Tokyo Sexwale defends Sepp Blatter, says it is time for a black FIFA president
By Kaveh Solhekol
Last Updated: 11/01/16 9:26pm
FIFA presidential candidate Tokyo Sexwale has defended Sepp Blatter's record and says he feels sorry for both him and the axed UEFA boss Michel Platini.
Sexwale, an anti-apartheid South African who was in prison with Nelson Mandela on Robben Island for 13 years, is hoping to succeed Blatter in next month's elections.
He has worked at FIFA for nine years and was a key member of South Africa's successful World Cup 2010 bid, which was investigated by the FBI over an alleged bribe to former FIFA vice-president Jack Warner.
Sexwale is now one of the richest men in Africa - with business in gold, diamonds, paltinum and oil - and insists he would strip Qatar of the World Cup if there is any proof of corruption in the bidding process.
Speaking exclusively to Sky Sports News HQ, he said: "I was approached to stand after Blatter's resignation. I am of FIFA. I didn't want to be president but seeing the problems I thought I would stand.
"I feel very sorry for him.
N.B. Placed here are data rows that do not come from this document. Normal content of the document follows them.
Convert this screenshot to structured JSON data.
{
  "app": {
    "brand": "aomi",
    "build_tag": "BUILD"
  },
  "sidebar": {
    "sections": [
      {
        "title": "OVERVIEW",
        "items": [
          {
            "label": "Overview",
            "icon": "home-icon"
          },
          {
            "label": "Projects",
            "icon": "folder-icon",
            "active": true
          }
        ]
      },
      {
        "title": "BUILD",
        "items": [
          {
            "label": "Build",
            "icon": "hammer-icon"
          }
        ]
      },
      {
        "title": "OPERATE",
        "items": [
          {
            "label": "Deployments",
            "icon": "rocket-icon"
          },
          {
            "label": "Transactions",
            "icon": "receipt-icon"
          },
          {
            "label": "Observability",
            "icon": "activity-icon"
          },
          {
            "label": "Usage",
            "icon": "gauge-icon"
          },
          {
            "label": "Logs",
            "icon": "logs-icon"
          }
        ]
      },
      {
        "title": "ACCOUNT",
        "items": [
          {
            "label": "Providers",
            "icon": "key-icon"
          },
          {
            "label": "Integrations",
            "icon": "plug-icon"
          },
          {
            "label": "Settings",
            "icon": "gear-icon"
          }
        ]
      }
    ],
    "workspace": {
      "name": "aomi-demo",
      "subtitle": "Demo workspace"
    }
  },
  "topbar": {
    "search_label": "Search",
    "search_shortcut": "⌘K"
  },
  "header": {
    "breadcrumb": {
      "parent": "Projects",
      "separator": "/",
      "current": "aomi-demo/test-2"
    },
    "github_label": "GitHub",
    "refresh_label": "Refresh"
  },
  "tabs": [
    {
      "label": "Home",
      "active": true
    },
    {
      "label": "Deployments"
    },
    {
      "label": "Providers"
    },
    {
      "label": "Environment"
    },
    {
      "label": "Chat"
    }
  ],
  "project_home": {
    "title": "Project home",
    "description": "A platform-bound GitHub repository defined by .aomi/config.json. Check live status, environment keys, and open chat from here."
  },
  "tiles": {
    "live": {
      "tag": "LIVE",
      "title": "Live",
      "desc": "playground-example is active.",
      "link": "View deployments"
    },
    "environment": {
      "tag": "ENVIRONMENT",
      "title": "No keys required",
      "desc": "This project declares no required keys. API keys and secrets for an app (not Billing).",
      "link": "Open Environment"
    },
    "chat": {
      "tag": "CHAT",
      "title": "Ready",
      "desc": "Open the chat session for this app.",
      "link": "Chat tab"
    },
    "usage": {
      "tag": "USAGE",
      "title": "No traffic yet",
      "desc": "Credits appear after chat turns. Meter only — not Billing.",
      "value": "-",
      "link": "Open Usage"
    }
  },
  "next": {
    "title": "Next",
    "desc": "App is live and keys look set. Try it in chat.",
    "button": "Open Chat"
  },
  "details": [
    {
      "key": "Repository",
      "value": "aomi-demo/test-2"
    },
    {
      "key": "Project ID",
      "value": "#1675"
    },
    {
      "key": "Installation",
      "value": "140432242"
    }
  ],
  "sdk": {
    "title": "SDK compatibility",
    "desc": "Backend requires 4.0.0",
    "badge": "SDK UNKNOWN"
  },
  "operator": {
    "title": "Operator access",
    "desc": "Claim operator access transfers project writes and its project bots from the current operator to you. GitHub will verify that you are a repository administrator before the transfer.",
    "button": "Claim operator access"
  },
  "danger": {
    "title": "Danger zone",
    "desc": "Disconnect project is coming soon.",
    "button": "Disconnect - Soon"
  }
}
I don't say he was a friend but he is a friend. I've spoken on the phone to Blatter and Platini, and they are leaders so they have to deal with it. They have to face their mistakes, but let's not bury the good that they have done.
"Blatter's work is a monument that stands for itself. It is a mountain that cannot be moved. It is up to the ethics committee what happens. The damage done is for posterity but it is not like they've murdered or committed genocide. It is a game. We are there to understand and carry on their good work and learn from their mistakes.
"On the Qatar World Cup bid, we should never have a double bid for a World Cup again [the 2018 and 2022 World Cup hosts were decided on the same day].
"It's up to ExCo and lawyers, not just up to me to decide. FIFA the collective have to decide."
As per his manifesto, Sexwale wants to implement reform and make FIFA more transparent. He wants to increase aid and development funding in poorer nations and has also pledged to develop women's football.
He wants to combat racism by setting up the first Fifa anti-racism committee and would like to allow sponsorship on national team shirts, while increasing the number of teams at the World Cup finals from 32.
And asked whether he thought it was time for a black FIFA president, he said: "I've always fought against racism.
"Black is just colour. My message for Europe is the score is 111 to 0. All leaders have been white. This is a diverse world. The colonial era has passed. It would be correct for Europeans to show we have all come of age.
"I wouldn't call European football institutionally racist because racism is a direct act, but I think it is by omission. We are all of the same world. It could be described as racist by others."To get others a chance from other continents, we need to decolonise the world. It is time to bring in a person of colour."